> _TASK TO COMPLETE_:
Locate the string "icon" in the records below. Copy every line where it occurs.

Records contained in a dataset
· · · · ·
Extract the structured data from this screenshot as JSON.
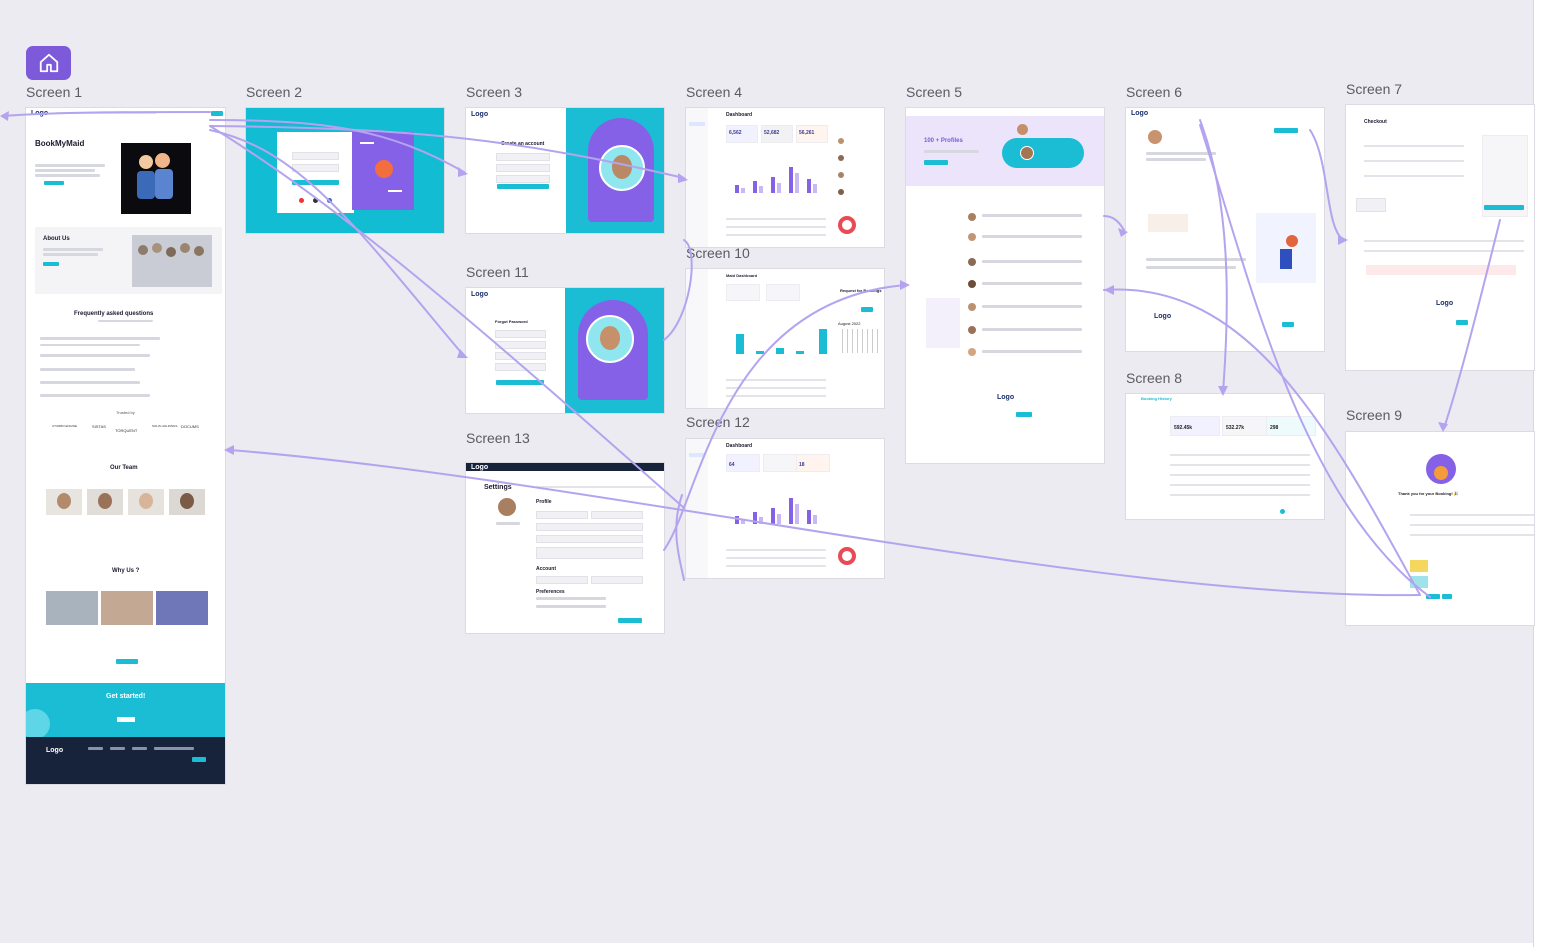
{
  "canvas": {
    "background": "#ecebf1",
    "link_color": "#b4a4ef",
    "accent": "#1bbdd4",
    "brand_purple": "#8461e6"
  },
  "toolbar": {
    "home_icon": "home-icon"
  },
  "screens": [
    {
      "id": "s1",
      "label": "Screen 1"
    },
    {
      "id": "s2",
      "label": "Screen 2"
    },
    {
      "id": "s3",
      "label": "Screen 3"
    },
    {
      "id": "s4",
      "label": "Screen 4"
    },
    {
      "id": "s5",
      "label": "Screen 5"
    },
    {
      "id": "s6",
      "label": "Screen 6"
    },
    {
      "id": "s7",
      "label": "Screen 7"
    },
    {
      "id": "s8",
      "label": "Screen 8"
    },
    {
      "id": "s9",
      "label": "Screen 9"
    },
    {
      "id": "s10",
      "label": "Screen 10"
    },
    {
      "id": "s11",
      "label": "Screen 11"
    },
    {
      "id": "s12",
      "label": "Screen 12"
    },
    {
      "id": "s13",
      "label": "Screen 13"
    }
  ],
  "s1": {
    "logo": "Logo",
    "hero_title": "BookMyMaid",
    "about_title": "About Us",
    "faq_title": "Frequently asked questions",
    "trusted_by": "Trusted by",
    "partners": [
      "UTURBO ENGINE",
      "SISTAS",
      "TORQUENT",
      "SOLIS HOLDINGS",
      "DOCUMS"
    ],
    "team_title": "Our Team",
    "why_title": "Why Us ?",
    "get_started": "Get started!",
    "footer_logo": "Logo"
  },
  "s3": {
    "logo": "Logo",
    "title": "Create an account"
  },
  "s4": {
    "title": "Dashboard",
    "stats": [
      "6,562",
      "52,682",
      "56,261"
    ]
  },
  "s5": {
    "hero_title": "100 + Profiles",
    "footer_logo": "Logo"
  },
  "s6": {
    "logo": "Logo",
    "footer_logo": "Logo"
  },
  "s7": {
    "title": "Checkout",
    "logo": "Logo"
  },
  "s8": {
    "title": "Booking History",
    "stats": [
      "592.45k",
      "532.27k",
      "298"
    ]
  },
  "s9": {
    "thanks": "Thank you for your Booking! 🎉"
  },
  "s10": {
    "title": "Maid Dashboard",
    "panel_title": "Request for Bookings",
    "calendar_title": "August 2022"
  },
  "s11": {
    "logo": "Logo",
    "title": "Forgot Password"
  },
  "s12": {
    "title": "Dashboard",
    "stats": [
      "64",
      "18"
    ]
  },
  "s13": {
    "logo": "Logo",
    "title": "Settings",
    "profile": "Profile",
    "account": "Account",
    "preferences": "Preferences"
  }
}
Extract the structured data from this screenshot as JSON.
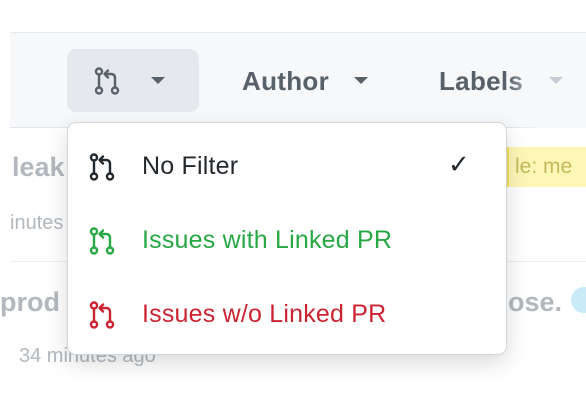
{
  "filter_bar": {
    "linked_pr_icon": "git-pull-request-icon",
    "author_label": "Author",
    "labels_label": "Labels"
  },
  "rows": [
    {
      "title_fragment": "leak",
      "meta_fragment": "inutes",
      "label_chip": "le: me"
    },
    {
      "title_fragment": "prod",
      "title_end_fragment": "ose.",
      "meta_fragment": "34 minutes ago"
    }
  ],
  "dropdown": {
    "items": [
      {
        "label": "No Filter",
        "icon": "git-pull-request-icon",
        "color": "#24292e",
        "selected": true,
        "check": "✓"
      },
      {
        "label": "Issues with Linked PR",
        "icon": "git-pull-request-icon",
        "color": "#28a745",
        "selected": false
      },
      {
        "label": "Issues w/o Linked PR",
        "icon": "git-pull-request-icon",
        "color": "#cb2431",
        "selected": false
      }
    ]
  },
  "colors": {
    "muted_text": "#586069",
    "bar_background": "#f6f8fa",
    "green": "#28a745",
    "red": "#cb2431",
    "dark": "#24292e"
  }
}
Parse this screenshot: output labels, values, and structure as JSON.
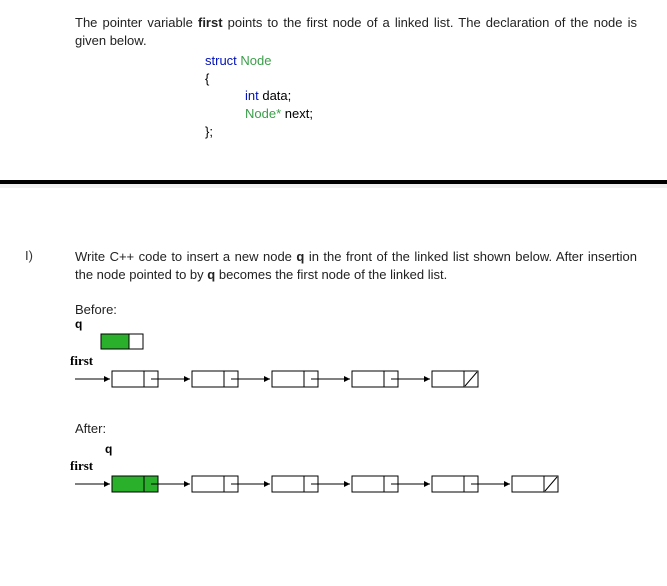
{
  "intro": {
    "text_before_bold": "The pointer variable ",
    "bold_word": "first",
    "text_after_bold": " points to the first node of a linked list. The declaration of the node is given below."
  },
  "code": {
    "line1_kw": "struct",
    "line1_ident": " Node",
    "line2": "{",
    "line3_kw": "int",
    "line3_rest": " data;",
    "line4_ident": "Node*",
    "line4_rest": " next;",
    "line5": "};"
  },
  "question": {
    "label": "I)",
    "text_part1": "Write C++ code to insert a new node ",
    "bold_q1": "q",
    "text_part2": " in the front of the linked list shown below. After insertion the node pointed to by ",
    "bold_q2": "q",
    "text_part3": " becomes the first node of the linked list."
  },
  "labels": {
    "before": "Before:",
    "after": "After:",
    "q": "q",
    "first": "first"
  }
}
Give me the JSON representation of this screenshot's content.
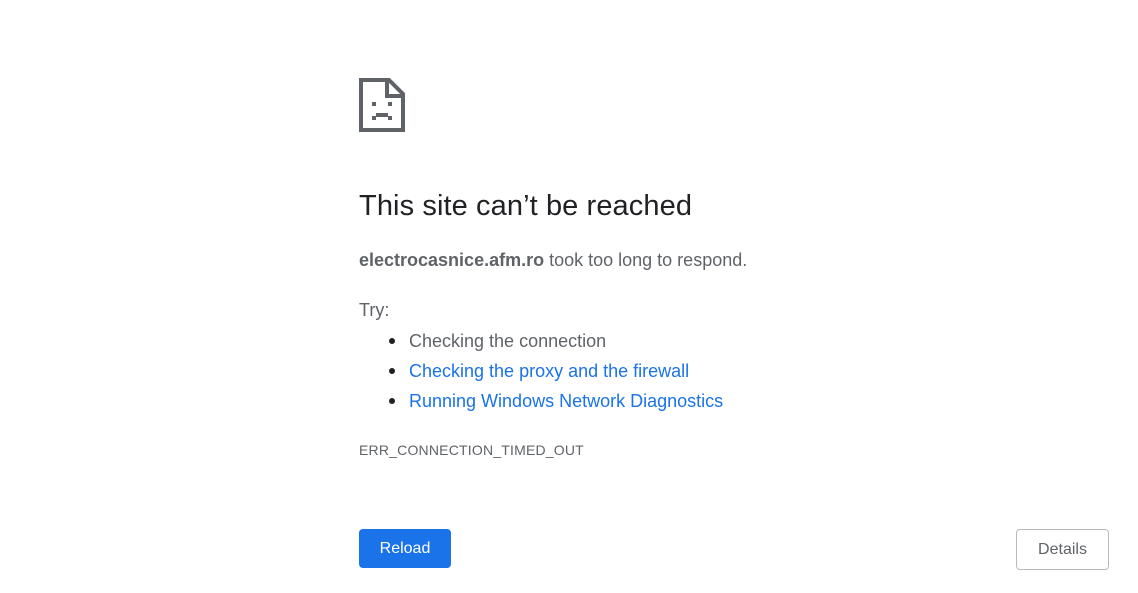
{
  "error_page": {
    "icon": "sad-document-icon",
    "title": "This site can’t be reached",
    "host": "electrocasnice.afm.ro",
    "message_suffix": " took too long to respond.",
    "try_label": "Try:",
    "suggestions": [
      {
        "label": "Checking the connection",
        "is_link": false
      },
      {
        "label": "Checking the proxy and the firewall",
        "is_link": true
      },
      {
        "label": "Running Windows Network Diagnostics",
        "is_link": true
      }
    ],
    "error_code": "ERR_CONNECTION_TIMED_OUT"
  },
  "buttons": {
    "reload_label": "Reload",
    "details_label": "Details"
  },
  "colors": {
    "link": "#1a73e8",
    "primary_button": "#1a73e8",
    "text": "#5f6368",
    "title": "#202124"
  }
}
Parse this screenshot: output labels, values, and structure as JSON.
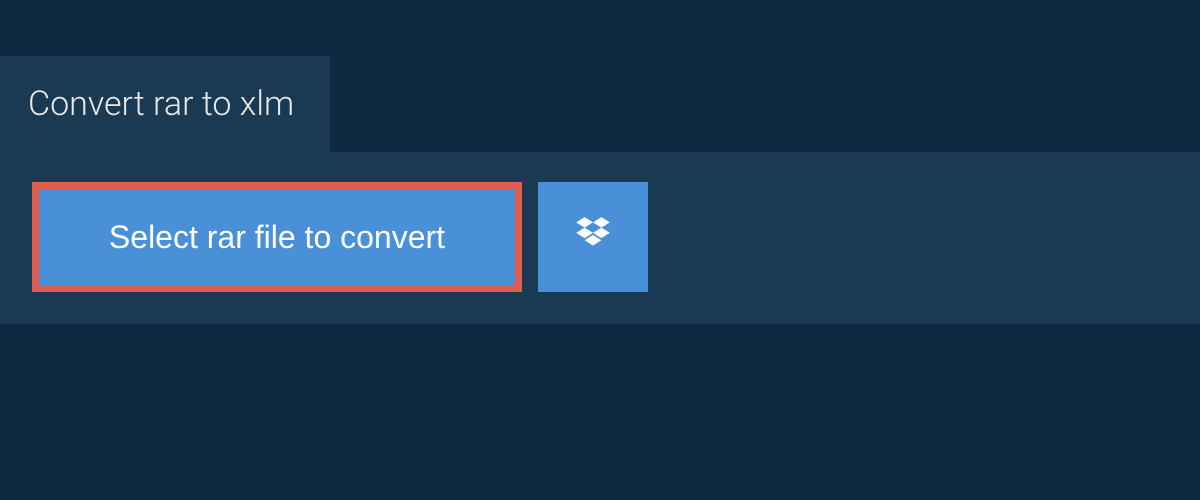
{
  "header": {
    "title": "Convert rar to xlm"
  },
  "controls": {
    "select_file_label": "Select rar file to convert"
  },
  "colors": {
    "background": "#0e2a42",
    "panel": "#1a3a54",
    "button": "#4a90d9",
    "highlight_border": "#e05e50"
  }
}
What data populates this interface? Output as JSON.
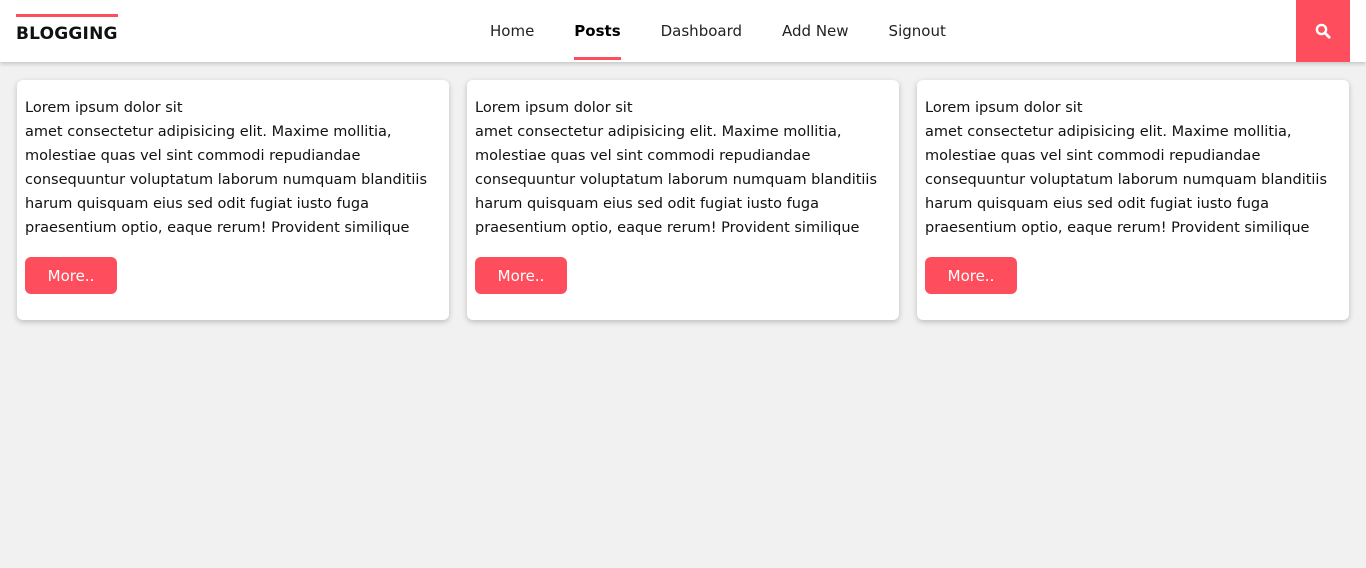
{
  "header": {
    "brand": "BLOGGING",
    "nav": [
      {
        "label": "Home",
        "active": false
      },
      {
        "label": "Posts",
        "active": true
      },
      {
        "label": "Dashboard",
        "active": false
      },
      {
        "label": "Add New",
        "active": false
      },
      {
        "label": "Signout",
        "active": false
      }
    ],
    "search_icon": "search-icon"
  },
  "colors": {
    "accent": "#fe4d5c",
    "background": "#f1f1f1",
    "card": "#ffffff"
  },
  "posts": [
    {
      "title": "Lorem ipsum dolor sit",
      "body": "amet consectetur adipisicing elit. Maxime mollitia, molestiae quas vel sint commodi repudiandae consequuntur voluptatum laborum numquam blanditiis harum quisquam eius sed odit fugiat iusto fuga praesentium optio, eaque rerum! Provident similique accusanti",
      "button": "More.."
    },
    {
      "title": "Lorem ipsum dolor sit",
      "body": "amet consectetur adipisicing elit. Maxime mollitia, molestiae quas vel sint commodi repudiandae consequuntur voluptatum laborum numquam blanditiis harum quisquam eius sed odit fugiat iusto fuga praesentium optio, eaque rerum! Provident similique accusanti",
      "button": "More.."
    },
    {
      "title": "Lorem ipsum dolor sit",
      "body": "amet consectetur adipisicing elit. Maxime mollitia, molestiae quas vel sint commodi repudiandae consequuntur voluptatum laborum numquam blanditiis harum quisquam eius sed odit fugiat iusto fuga praesentium optio, eaque rerum! Provident similique accusanti",
      "button": "More.."
    }
  ]
}
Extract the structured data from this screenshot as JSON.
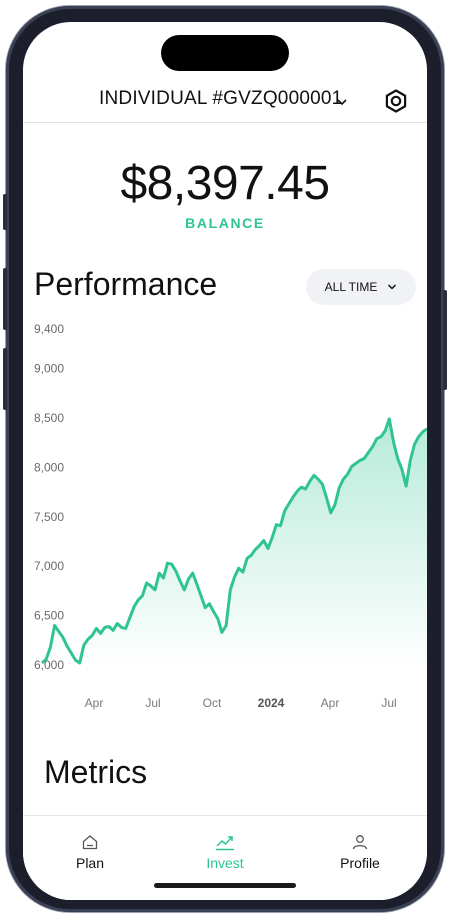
{
  "header": {
    "account_title": "INDIVIDUAL #GVZQ000001",
    "chevron_icon": "chevron-down-icon",
    "settings_icon": "gear-icon"
  },
  "balance": {
    "value": "$8,397.45",
    "label": "BALANCE"
  },
  "performance": {
    "title": "Performance",
    "range_label": "ALL TIME"
  },
  "chart_data": {
    "type": "area",
    "y_ticks": [
      "9,400",
      "9,000",
      "8,500",
      "8,000",
      "7,500",
      "7,000",
      "6,500",
      "6,000"
    ],
    "x_ticks": [
      {
        "label": "Apr",
        "bold": false
      },
      {
        "label": "Jul",
        "bold": false
      },
      {
        "label": "Oct",
        "bold": false
      },
      {
        "label": "2024",
        "bold": true
      },
      {
        "label": "Apr",
        "bold": false
      },
      {
        "label": "Jul",
        "bold": false
      }
    ],
    "ylim": [
      6000,
      9400
    ],
    "x_range": [
      "2023-02",
      "2024-09"
    ],
    "line_color": "#2fc490",
    "series": [
      {
        "values": [
          6020,
          6060,
          6180,
          6400,
          6340,
          6280,
          6190,
          6120,
          6050,
          6020,
          6200,
          6260,
          6300,
          6370,
          6320,
          6380,
          6390,
          6350,
          6420,
          6380,
          6370,
          6480,
          6590,
          6660,
          6700,
          6830,
          6800,
          6760,
          6930,
          6880,
          7030,
          7020,
          6950,
          6850,
          6760,
          6870,
          6930,
          6820,
          6700,
          6580,
          6620,
          6540,
          6470,
          6330,
          6400,
          6760,
          6890,
          6980,
          6940,
          7080,
          7110,
          7170,
          7210,
          7260,
          7180,
          7290,
          7420,
          7410,
          7560,
          7630,
          7700,
          7760,
          7800,
          7780,
          7860,
          7920,
          7880,
          7830,
          7690,
          7540,
          7620,
          7790,
          7880,
          7930,
          8010,
          8040,
          8070,
          8090,
          8150,
          8210,
          8290,
          8310,
          8370,
          8490,
          8260,
          8090,
          7980,
          7810,
          8070,
          8230,
          8310,
          8360,
          8390
        ]
      }
    ],
    "grid": false
  },
  "metrics": {
    "title": "Metrics"
  },
  "tab_bar": {
    "tabs": [
      {
        "label": "Plan",
        "icon": "home-icon",
        "active": false
      },
      {
        "label": "Invest",
        "icon": "chart-icon",
        "active": true
      },
      {
        "label": "Profile",
        "icon": "user-icon",
        "active": false
      }
    ]
  }
}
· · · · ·
> _YOUR SOLUTION_:
    "home_icon": "home-icon"
    "linked_pr_icon": "git-pull-request-icon",
        "icon": "git-pull-request-icon",
        "icon": "git-pull-request-icon",
        "icon": "git-pull-request-icon",
    "icon": "sad-document-icon",
    "search_icon": "search-icon"
    "chevron_icon": "chevron-down-icon",
    "settings_icon": "gear-icon"
        "icon": "home-icon",
        "icon": "chart-icon",
        "icon": "user-icon",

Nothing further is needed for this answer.